Which lines of the records contain the word "Immeuble"? Copy each one.
══════════
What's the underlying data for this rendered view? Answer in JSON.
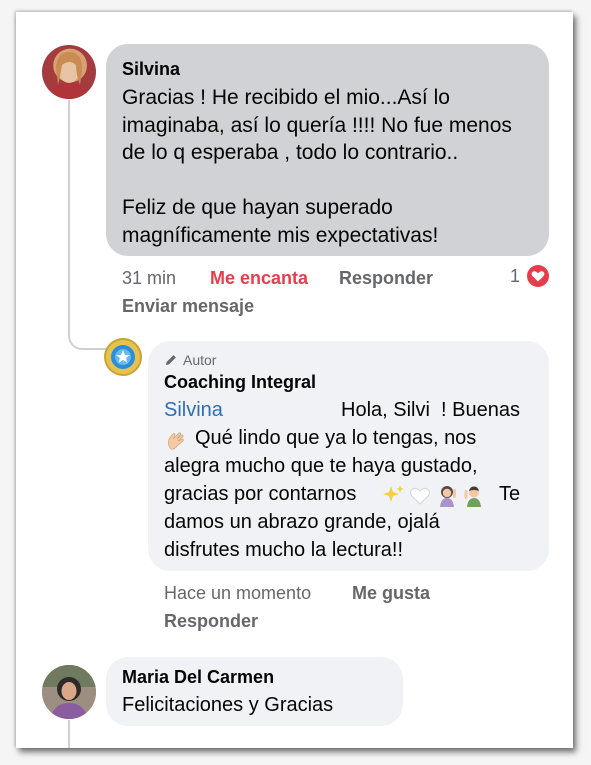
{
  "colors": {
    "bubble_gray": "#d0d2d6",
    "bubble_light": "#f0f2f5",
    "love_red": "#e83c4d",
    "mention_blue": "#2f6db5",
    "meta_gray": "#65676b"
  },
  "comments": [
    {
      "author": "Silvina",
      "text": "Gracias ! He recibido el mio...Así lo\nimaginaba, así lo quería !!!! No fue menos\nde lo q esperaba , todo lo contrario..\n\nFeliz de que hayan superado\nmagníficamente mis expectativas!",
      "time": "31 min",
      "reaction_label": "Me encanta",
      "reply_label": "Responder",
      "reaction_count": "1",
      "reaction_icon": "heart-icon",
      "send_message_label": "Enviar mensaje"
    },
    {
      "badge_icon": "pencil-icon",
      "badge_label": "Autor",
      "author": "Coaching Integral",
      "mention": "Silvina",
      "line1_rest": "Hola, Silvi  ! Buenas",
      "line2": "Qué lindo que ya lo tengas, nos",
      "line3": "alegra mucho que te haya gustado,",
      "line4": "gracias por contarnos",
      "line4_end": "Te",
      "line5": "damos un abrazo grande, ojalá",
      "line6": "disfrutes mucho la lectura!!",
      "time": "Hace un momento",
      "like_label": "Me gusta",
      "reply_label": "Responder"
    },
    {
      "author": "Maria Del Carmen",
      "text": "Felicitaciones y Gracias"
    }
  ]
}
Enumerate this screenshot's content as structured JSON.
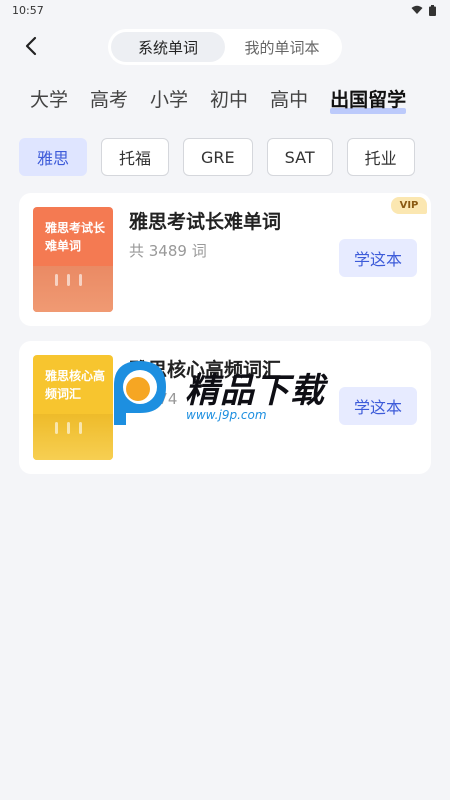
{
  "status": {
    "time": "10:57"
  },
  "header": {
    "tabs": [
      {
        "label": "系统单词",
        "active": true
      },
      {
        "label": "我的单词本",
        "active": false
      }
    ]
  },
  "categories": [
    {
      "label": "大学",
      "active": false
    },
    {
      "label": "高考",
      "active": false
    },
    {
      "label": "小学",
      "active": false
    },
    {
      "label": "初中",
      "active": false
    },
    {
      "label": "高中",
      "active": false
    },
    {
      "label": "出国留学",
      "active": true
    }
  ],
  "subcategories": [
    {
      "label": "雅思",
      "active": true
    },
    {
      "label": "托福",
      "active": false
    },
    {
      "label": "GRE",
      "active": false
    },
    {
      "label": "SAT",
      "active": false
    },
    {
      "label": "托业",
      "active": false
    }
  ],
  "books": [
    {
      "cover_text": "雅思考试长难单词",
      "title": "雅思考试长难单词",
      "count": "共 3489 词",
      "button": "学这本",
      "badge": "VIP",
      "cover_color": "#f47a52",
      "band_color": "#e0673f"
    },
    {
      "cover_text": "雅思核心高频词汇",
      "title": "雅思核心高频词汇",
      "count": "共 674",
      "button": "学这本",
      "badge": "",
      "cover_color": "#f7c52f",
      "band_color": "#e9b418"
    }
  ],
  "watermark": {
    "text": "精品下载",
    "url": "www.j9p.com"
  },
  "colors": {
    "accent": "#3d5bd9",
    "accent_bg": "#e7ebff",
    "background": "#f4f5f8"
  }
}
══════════
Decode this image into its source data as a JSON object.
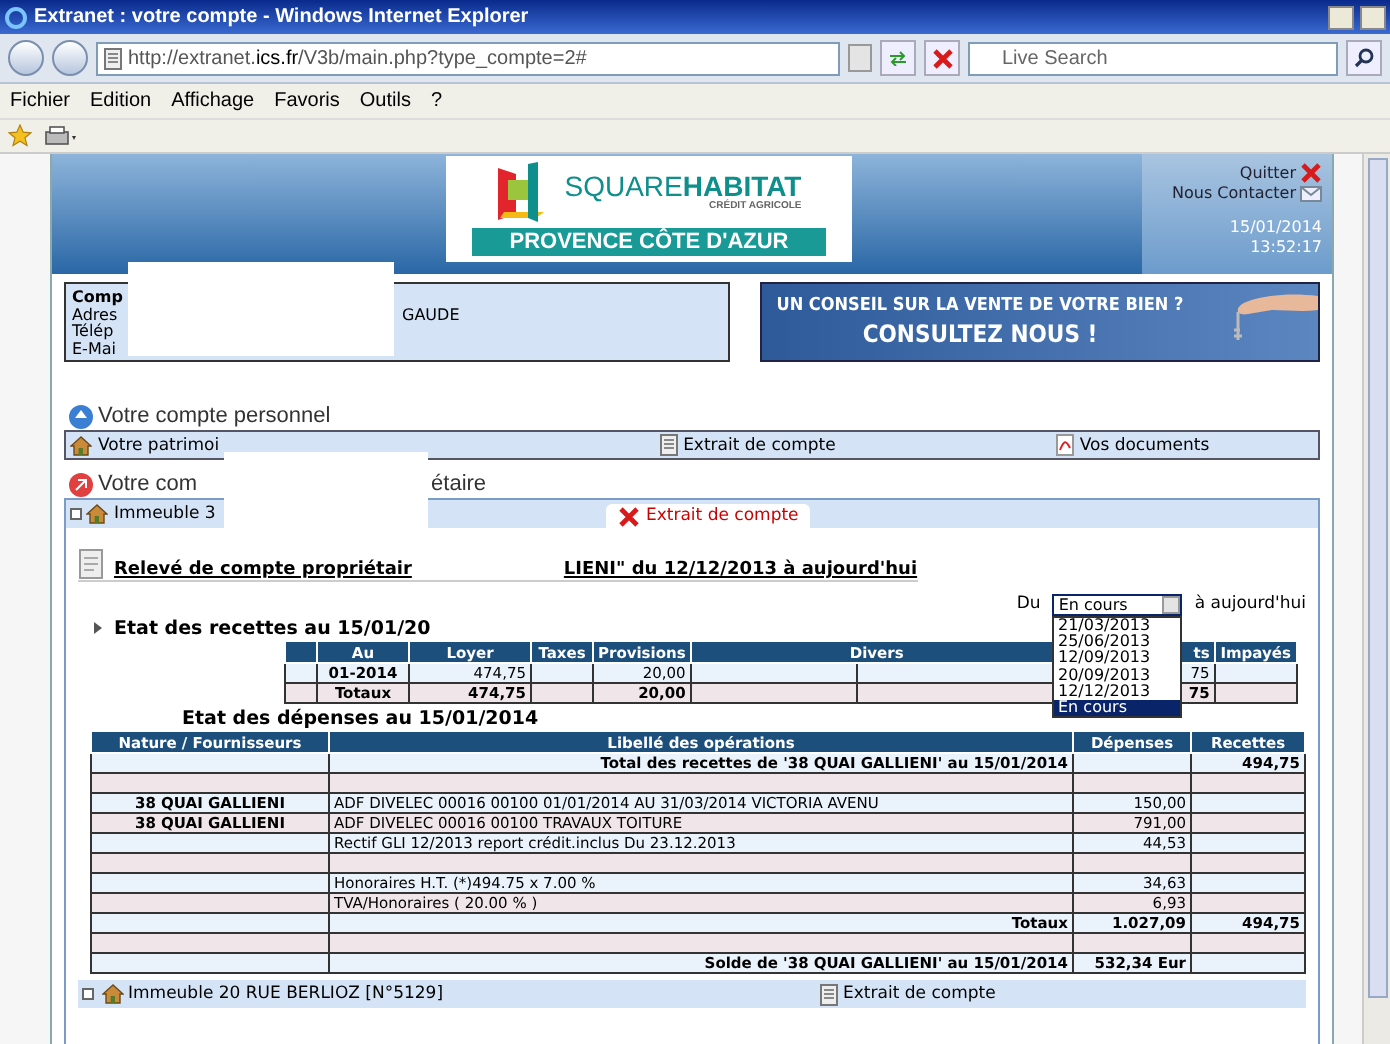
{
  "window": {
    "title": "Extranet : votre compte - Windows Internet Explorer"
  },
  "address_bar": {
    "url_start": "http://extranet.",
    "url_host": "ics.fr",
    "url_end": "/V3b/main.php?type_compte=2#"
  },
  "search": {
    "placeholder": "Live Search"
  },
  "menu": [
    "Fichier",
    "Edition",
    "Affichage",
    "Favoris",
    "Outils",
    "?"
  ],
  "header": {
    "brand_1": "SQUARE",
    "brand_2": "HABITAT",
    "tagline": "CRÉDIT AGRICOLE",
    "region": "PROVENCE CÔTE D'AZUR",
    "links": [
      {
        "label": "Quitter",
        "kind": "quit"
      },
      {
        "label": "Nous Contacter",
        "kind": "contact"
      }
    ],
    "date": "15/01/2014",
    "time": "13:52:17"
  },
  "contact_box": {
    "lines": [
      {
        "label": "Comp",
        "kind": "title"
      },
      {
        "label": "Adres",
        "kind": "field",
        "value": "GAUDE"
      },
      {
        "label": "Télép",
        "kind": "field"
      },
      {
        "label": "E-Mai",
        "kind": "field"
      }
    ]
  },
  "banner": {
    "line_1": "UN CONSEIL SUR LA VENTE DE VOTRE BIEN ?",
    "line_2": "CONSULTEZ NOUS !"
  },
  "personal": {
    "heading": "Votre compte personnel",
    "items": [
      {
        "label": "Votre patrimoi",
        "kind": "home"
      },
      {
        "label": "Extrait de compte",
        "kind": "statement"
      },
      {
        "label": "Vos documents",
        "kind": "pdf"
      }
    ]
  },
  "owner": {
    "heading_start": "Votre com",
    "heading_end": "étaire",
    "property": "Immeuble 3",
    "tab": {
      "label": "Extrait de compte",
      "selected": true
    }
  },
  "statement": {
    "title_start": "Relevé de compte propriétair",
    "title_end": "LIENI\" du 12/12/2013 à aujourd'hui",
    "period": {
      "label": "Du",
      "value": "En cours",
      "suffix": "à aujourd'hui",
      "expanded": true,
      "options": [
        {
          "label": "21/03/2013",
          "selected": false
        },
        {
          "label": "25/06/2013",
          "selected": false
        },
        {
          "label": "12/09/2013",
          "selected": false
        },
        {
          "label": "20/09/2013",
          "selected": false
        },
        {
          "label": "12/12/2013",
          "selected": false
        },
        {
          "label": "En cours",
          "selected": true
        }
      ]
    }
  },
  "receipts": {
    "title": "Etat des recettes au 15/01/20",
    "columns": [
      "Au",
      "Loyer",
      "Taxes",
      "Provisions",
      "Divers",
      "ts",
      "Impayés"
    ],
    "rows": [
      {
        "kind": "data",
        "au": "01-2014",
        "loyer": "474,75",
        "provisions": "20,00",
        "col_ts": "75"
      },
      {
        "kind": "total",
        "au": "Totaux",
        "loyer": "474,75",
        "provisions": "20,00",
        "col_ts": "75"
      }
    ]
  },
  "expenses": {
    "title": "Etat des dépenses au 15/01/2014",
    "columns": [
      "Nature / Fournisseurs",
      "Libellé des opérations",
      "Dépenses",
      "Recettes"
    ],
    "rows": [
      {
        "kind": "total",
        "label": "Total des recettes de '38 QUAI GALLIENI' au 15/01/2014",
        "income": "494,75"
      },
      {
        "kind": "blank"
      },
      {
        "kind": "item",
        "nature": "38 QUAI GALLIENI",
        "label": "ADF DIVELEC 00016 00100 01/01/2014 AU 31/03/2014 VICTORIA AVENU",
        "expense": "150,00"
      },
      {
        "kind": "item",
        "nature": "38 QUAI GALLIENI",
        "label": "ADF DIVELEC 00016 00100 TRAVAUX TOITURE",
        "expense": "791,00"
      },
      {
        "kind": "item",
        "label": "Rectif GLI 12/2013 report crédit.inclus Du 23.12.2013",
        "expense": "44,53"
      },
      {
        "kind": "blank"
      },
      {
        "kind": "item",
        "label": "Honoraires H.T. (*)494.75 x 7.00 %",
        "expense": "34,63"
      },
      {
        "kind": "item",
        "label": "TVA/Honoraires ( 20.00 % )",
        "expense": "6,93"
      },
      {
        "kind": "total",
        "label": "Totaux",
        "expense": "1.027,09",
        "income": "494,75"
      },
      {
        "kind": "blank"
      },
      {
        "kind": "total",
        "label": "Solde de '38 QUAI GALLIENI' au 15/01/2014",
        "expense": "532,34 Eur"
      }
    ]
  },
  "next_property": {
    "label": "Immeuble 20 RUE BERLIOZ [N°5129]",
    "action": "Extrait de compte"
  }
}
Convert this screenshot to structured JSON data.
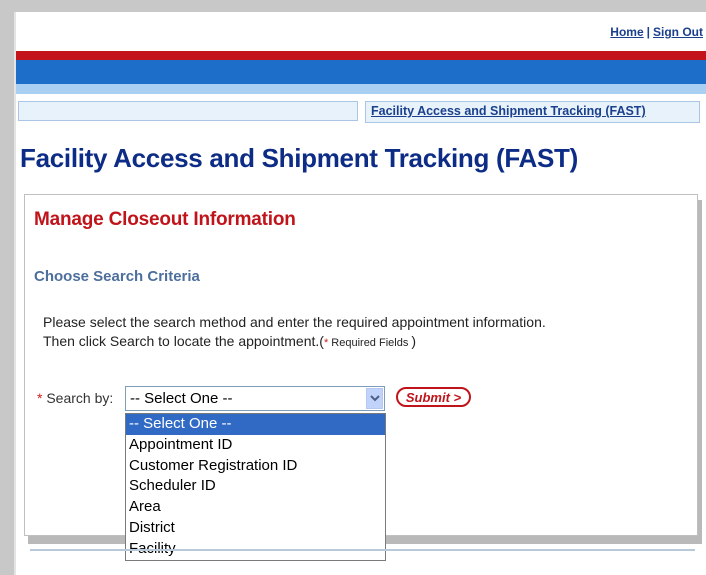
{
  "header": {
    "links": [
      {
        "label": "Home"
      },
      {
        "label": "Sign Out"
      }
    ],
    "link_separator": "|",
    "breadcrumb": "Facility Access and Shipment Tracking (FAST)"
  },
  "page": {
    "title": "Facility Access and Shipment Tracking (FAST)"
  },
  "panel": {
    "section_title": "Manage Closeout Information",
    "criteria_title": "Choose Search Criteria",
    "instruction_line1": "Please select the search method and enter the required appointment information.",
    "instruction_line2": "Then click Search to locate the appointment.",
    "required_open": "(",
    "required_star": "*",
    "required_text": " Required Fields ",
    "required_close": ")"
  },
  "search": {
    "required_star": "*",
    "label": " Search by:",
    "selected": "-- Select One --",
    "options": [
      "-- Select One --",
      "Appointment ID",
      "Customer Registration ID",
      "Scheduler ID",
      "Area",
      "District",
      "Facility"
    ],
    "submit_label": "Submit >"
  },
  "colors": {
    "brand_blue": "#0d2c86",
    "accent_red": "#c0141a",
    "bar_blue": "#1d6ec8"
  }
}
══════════
__Your solution__
    "property": "Immeuble 3",
    "label": "Immeuble 20 RUE BERLIOZ [N°5129]",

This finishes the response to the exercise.